December 14: Shirley Jackson was born on this day in 1916. Jackson and her husband, the English scholar Stanley Hyman, raised their family in Bennington, Vermont. Life Among the Savages ( (1953) and Raising Demons (1957), Jackson’s two memoirs on the misadventures of family life there, continue to be held in high regard, especially by other misadventurers. This moment is from near the end of the first book, a mid-December morning when mother, surrounded by the breakfast chaos of her three children and full-term pregnant with her fourth, grows reflective:
I took my coffee into the dining room and settled down with the morning paper. A woman in New York had had twins in a taxi. A woman in Ohio had just had her seventeenth child. A twelve-year-old girl in Mexico had given birth to a thirteen-pound boy. The lead article on the woman’s page was about how to adjust the older child to the new baby. I finally found an account of an axe murder on page seventeen, and held my coffee cup up to my face to see if the steam might revive me.
Jackson chooses the hospital over axe-murdering, arriving there to discover that the best maternity suitcase she could manage — “my blue satin bedjacket and a dozen mystery stories and a rough draft of an informative letter beginning ‘Dear … Well, we have a new son/daughter, and so this makes two pair/three of a kind …’” — has been repacked by little Jannie, and now contains only her own yellow sundress and a jigsaw puzzle.
The only full-length biography of Jackson is Judy Openheimer’s Private Demons (1988), the title chosen to convey the dark side of the personal rather than the parenting life.

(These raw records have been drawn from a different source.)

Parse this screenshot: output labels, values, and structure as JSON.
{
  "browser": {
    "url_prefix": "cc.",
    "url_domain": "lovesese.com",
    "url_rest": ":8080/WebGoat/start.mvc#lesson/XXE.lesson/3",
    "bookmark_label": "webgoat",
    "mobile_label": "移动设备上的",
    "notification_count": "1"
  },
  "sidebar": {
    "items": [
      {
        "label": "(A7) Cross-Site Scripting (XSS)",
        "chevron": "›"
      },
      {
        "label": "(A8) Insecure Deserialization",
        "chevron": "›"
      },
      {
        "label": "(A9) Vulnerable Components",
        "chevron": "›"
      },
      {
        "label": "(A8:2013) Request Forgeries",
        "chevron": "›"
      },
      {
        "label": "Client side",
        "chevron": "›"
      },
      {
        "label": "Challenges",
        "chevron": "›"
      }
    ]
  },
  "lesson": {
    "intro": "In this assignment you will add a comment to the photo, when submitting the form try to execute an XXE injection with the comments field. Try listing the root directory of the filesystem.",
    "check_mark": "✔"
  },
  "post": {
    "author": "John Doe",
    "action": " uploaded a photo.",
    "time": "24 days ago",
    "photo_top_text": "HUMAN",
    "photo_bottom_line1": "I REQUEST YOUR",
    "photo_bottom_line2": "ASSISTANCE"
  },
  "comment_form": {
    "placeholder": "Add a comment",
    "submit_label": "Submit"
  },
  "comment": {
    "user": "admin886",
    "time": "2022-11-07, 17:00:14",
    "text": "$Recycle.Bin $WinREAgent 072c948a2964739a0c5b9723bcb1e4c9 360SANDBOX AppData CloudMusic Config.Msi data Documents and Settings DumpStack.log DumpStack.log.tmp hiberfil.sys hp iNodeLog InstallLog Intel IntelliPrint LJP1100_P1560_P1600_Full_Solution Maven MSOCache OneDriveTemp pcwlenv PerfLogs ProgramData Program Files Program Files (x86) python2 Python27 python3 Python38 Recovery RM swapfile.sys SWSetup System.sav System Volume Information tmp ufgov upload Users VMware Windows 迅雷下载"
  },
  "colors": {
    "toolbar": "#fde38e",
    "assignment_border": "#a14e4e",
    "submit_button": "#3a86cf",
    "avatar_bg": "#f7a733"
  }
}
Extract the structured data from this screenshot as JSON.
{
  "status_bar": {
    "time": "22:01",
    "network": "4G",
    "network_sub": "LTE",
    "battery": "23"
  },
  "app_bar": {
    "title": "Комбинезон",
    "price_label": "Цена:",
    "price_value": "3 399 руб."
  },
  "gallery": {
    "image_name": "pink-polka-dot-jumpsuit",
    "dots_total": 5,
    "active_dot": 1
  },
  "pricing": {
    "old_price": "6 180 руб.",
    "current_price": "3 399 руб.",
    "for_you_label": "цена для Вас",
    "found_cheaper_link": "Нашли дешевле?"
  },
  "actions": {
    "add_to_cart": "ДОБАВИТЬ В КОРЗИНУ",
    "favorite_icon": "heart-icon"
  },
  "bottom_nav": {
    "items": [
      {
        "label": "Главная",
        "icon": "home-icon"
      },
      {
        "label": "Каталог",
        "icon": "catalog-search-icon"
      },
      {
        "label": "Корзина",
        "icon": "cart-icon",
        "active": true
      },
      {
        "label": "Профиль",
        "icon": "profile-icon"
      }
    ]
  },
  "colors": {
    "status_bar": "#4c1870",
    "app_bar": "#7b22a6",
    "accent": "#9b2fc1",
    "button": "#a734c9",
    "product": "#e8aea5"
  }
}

By 1962 Jackson’s physical and mental health had deteriorated to the point that she could not face venturing into, let alone fictionalizing, her Vermont hometown. The eventual psychiatric diagnosis was “acute anxiety,” for which any number of descriptions and causes were offered: her mother, agoraphobia, years of drug abuse (amphetamines and tranquilizers), years of overeating and overdrinking, etc. She died at age forty-eight.
Daybook is contributed by Steve King, who teaches in the English Department of Memorial University in St. John’s, Newfoundland. His literary daybook began as a radio series syndicated nationally in Canada. He can be found online at todayinliterature.com.